EXERCISE DETAILS: From the first line to the last, restate the data word for word.
-=-=-
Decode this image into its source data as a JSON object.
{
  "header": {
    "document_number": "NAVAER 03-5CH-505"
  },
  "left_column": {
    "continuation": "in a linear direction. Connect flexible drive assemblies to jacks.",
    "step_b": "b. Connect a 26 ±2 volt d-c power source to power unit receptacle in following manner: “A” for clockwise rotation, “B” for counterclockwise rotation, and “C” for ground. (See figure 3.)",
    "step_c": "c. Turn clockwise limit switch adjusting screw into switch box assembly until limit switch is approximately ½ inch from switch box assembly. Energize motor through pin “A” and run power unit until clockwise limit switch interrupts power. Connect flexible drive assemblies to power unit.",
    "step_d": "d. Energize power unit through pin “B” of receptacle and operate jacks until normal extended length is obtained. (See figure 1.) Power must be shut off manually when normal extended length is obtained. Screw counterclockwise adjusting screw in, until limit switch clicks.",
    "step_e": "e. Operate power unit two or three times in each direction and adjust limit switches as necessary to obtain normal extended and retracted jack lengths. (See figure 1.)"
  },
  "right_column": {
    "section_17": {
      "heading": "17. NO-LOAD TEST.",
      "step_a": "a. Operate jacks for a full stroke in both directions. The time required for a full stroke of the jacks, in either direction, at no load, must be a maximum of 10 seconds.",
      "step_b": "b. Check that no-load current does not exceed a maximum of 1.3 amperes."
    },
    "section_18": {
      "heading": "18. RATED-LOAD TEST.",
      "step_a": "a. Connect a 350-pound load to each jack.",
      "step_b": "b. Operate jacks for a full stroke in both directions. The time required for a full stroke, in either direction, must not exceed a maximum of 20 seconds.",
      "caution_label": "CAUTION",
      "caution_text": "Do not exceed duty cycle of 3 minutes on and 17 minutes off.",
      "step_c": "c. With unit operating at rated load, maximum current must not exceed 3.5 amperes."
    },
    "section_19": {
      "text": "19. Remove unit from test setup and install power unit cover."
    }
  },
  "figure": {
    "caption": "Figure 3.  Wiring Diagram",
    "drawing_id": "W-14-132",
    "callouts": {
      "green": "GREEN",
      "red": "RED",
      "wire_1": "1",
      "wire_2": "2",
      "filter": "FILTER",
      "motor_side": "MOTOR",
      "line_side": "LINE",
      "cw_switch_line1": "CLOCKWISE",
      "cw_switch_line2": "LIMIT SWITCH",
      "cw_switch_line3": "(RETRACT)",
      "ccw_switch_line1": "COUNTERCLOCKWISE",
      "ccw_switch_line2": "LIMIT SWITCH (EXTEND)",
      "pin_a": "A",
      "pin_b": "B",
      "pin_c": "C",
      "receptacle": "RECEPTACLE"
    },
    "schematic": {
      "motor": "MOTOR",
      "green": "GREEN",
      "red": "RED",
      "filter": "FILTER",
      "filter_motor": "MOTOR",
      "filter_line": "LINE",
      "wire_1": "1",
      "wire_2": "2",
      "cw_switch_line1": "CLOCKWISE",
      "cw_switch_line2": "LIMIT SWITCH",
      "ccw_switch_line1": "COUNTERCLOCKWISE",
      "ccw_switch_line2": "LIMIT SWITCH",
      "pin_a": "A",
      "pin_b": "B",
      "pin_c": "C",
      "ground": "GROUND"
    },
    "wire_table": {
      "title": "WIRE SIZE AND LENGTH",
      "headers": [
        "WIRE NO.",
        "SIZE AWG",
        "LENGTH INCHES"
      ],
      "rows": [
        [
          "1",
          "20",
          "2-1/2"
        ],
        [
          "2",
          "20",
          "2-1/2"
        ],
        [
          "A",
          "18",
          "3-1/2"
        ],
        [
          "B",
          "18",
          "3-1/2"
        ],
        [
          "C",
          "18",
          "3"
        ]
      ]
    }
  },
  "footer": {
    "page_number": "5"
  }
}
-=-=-
YOUR RESPONSE:
Decode this image into its source data as a JSON object.
{
  "header": {
    "document_number": "NAVAER 03-5CH-505"
  },
  "left_column": {
    "continuation": "in a linear direction. Connect flexible drive assemblies to jacks.",
    "step_b": "b. Connect a 26 ±2 volt d-c power source to power unit receptacle in following manner: “A” for clockwise rotation, “B” for counterclockwise rotation, and “C” for ground. (See figure 3.)",
    "step_c": "c. Turn clockwise limit switch adjusting screw into switch box assembly until limit switch is approximately ½ inch from switch box assembly. Energize motor through pin “A” and run power unit until clockwise limit switch interrupts power. Connect flexible drive assemblies to power unit.",
    "step_d": "d. Energize power unit through pin “B” of receptacle and operate jacks until normal extended length is obtained. (See figure 1.) Power must be shut off manually when normal extended length is obtained. Screw counterclockwise adjusting screw in, until limit switch clicks.",
    "step_e": "e. Operate power unit two or three times in each direction and adjust limit switches as necessary to obtain normal extended and retracted jack lengths. (See figure 1.)"
  },
  "right_column": {
    "section_17": {
      "heading": "17. NO-LOAD TEST.",
      "step_a": "a. Operate jacks for a full stroke in both directions. The time required for a full stroke of the jacks, in either direction, at no load, must be a maximum of 10 seconds.",
      "step_b": "b. Check that no-load current does not exceed a maximum of 1.3 amperes."
    },
    "section_18": {
      "heading": "18. RATED-LOAD TEST.",
      "step_a": "a. Connect a 350-pound load to each jack.",
      "step_b": "b. Operate jacks for a full stroke in both directions. The time required for a full stroke, in either direction, must not exceed a maximum of 20 seconds.",
      "caution_label": "CAUTION",
      "caution_text": "Do not exceed duty cycle of 3 minutes on and 17 minutes off.",
      "step_c": "c. With unit operating at rated load, maximum current must not exceed 3.5 amperes."
    },
    "section_19": {
      "text": "19. Remove unit from test setup and install power unit cover."
    }
  },
  "figure": {
    "caption": "Figure 3.  Wiring Diagram",
    "drawing_id": "W-14-132",
    "callouts": {
      "green": "GREEN",
      "red": "RED",
      "wire_1": "1",
      "wire_2": "2",
      "filter": "FILTER",
      "motor_side": "MOTOR",
      "line_side": "LINE",
      "cw_switch_line1": "CLOCKWISE",
      "cw_switch_line2": "LIMIT SWITCH",
      "cw_switch_line3": "(RETRACT)",
      "ccw_switch_line1": "COUNTERCLOCKWISE",
      "ccw_switch_line2": "LIMIT SWITCH (EXTEND)",
      "pin_a": "A",
      "pin_b": "B",
      "pin_c": "C",
      "receptacle": "RECEPTACLE"
    },
    "schematic": {
      "motor": "MOTOR",
      "green": "GREEN",
      "red": "RED",
      "filter": "FILTER",
      "filter_motor": "MOTOR",
      "filter_line": "LINE",
      "wire_1": "1",
      "wire_2": "2",
      "cw_switch_line1": "CLOCKWISE",
      "cw_switch_line2": "LIMIT SWITCH",
      "ccw_switch_line1": "COUNTERCLOCKWISE",
      "ccw_switch_line2": "LIMIT SWITCH",
      "pin_a": "A",
      "pin_b": "B",
      "pin_c": "C",
      "ground": "GROUND"
    },
    "wire_table": {
      "title": "WIRE SIZE AND LENGTH",
      "headers": [
        "WIRE NO.",
        "SIZE AWG",
        "LENGTH INCHES"
      ],
      "rows": [
        [
          "1",
          "20",
          "2-1/2"
        ],
        [
          "2",
          "20",
          "2-1/2"
        ],
        [
          "A",
          "18",
          "3-1/2"
        ],
        [
          "B",
          "18",
          "3-1/2"
        ],
        [
          "C",
          "18",
          "3"
        ]
      ]
    }
  },
  "footer": {
    "page_number": "5"
  }
}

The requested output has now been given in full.